Millions of people in Germany were hit by the warning strike on the train, in local public transport and at airports. Deutsche Bahn stopped long-distance traffic for Monday. The railway and transport union (EVG) had called for the warning strike together with Verdi. According to the EVG, more than 30,000 employees at 350 locations took part by early morning.
Airports and local public transport in the seven federal states of Bavaria, Baden-Württemberg, North Rhine-Westphalia, Hesse, Saxony, Lower Saxony and Rhineland-Palatinate are also on strike, so that trains are no longer running in large parts of regional and S-Bahn traffic.
According to DB, whether individual connections will be started in regional traffic in the afternoon depends on the course of the strike. However, the effects should still be felt on Tuesday. According to Bahn, passengers who have booked a trip for Monday or Tuesday can use the ticket flexibly until April 4th. Seat reservations can be canceled free of charge.
“Millions of passengers who depend on buses and trains are suffering from this exaggerated, exaggerated strike,” said a railway spokesman in Berlin in the morning. “Not everyone can work from their home office.” Thousands of companies in the economy who received or sent their goods by rail would also have disadvantages: “The winners of the day are the mineral oil companies.”
Nothing works at the airports on Monday either
Except for the capital airport BER, the airports in Germany are practically paralyzed. The two largest airports, in Frankfurt and Munich, like many others, have stopped regular passenger traffic. There was already a strike at the airport in the Bavarian state capital on Sunday, and all of the originally planned 1,500 connections were canceled on both days. According to the Federal Association of the German Aviation Industry (BDL), 380,000 passengers across Germany are affected by the industrial action on Monday.
The aim of the 24-hour industrial action is to increase the pressure on employers in collective bargaining.
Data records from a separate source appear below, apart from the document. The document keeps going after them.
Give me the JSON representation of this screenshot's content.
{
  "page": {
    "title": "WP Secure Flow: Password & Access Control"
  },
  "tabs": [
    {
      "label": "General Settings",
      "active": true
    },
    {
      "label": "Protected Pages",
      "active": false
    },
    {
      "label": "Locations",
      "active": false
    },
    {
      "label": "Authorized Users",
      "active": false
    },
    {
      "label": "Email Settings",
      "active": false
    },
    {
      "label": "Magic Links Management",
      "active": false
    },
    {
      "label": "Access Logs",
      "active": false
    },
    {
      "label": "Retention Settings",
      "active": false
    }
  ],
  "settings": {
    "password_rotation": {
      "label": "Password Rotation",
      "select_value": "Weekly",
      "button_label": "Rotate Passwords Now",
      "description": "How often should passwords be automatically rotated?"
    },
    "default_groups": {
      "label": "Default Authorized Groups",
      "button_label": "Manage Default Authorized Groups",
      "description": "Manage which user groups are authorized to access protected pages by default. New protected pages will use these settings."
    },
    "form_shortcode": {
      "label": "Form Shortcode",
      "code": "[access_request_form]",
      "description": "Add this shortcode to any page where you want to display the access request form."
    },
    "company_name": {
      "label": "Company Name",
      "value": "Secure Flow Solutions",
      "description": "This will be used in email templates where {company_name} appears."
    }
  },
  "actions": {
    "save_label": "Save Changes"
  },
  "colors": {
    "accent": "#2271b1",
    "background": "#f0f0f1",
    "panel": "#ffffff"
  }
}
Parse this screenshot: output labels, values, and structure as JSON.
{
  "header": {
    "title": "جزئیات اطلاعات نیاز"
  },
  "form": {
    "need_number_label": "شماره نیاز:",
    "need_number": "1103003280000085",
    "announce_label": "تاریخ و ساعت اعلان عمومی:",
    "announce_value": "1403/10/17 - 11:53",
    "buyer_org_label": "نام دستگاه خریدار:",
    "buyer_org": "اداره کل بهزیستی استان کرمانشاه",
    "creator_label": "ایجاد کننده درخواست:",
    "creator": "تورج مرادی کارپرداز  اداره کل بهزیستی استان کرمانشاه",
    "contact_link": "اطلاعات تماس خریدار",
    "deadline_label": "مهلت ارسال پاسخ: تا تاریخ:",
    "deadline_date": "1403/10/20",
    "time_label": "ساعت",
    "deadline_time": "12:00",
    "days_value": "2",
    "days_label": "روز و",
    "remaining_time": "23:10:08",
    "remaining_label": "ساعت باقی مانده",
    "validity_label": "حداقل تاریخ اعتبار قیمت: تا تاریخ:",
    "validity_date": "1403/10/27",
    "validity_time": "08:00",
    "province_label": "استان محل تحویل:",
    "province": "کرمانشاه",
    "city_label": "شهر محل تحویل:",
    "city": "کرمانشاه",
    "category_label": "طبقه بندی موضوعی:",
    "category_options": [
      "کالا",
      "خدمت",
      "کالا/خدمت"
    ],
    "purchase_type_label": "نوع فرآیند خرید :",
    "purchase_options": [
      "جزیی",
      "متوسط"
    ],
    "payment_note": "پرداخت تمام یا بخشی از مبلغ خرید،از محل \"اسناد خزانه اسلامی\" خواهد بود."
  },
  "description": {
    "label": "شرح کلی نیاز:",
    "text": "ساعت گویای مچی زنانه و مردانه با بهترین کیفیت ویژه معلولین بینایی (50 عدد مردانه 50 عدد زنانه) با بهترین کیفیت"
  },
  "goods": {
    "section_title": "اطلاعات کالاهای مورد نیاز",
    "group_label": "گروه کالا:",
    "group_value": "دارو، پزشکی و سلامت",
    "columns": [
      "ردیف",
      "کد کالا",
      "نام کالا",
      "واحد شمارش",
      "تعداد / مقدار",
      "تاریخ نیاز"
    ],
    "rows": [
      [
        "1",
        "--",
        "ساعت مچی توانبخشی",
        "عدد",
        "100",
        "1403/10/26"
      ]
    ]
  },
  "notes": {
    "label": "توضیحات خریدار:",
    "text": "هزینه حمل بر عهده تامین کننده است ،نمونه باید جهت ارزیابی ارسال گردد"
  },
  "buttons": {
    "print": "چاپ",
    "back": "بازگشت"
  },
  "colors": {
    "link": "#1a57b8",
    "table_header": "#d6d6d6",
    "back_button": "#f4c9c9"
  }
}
Verdi has called around 120,000 employees in the transport and infrastructure sector to strike – also in municipal ports, at locks, in the water and shipping administration and at the motorway company.
Parallel to the strike, trade unions and employers in the public sector will meet again this Monday for talks. At the EVG, further negotiations with Deutsche Bahn and other railway companies will take place later. Verdi boss Frank Werneke emphasized: “The strike day in the transport sector should once again make it unmistakably clear to employers that the employees clearly support our demands.”
The next round of negotiations is scheduled for Monday to Wednesday in Potsdam
The EVG is negotiating for around 230,000 employees at 50 train and bus companies, for whom they want twelve percent more wages, but at least 650 euros more per month. Verdi is negotiating for the approximately 2.5 million public sector employees at the federal and local governments, including those working in local transport and at airports. The union demands 10.5 percent more, but at least 500 euros per month. “For many thousands of employees, it is a question of existence whether there are decent salary increases,” said Verdi boss Frank Werneke picture on sunday. He spoke of the biggest strike since 1992.
The next round of negotiations is scheduled for Monday to Wednesday in Potsdam. The German district association expects difficult wage negotiations because of the major strike. “Such demonstrations of power during ongoing negotiations clearly overshoot the target,” said the President, Ostholstein District Administrator Reinhard Sager (CDU). Editorial network Germany.
The German Association of Towns and Municipalities warned of a financial overload on the municipalities and predicted higher burdens for the citizens. Association general manager Gerd Landsberg said Picture (Monday), many municipalities would have to raise garbage fees or property taxes. In addition, many municipalities could invest less money in the renovation of school buildings in the future.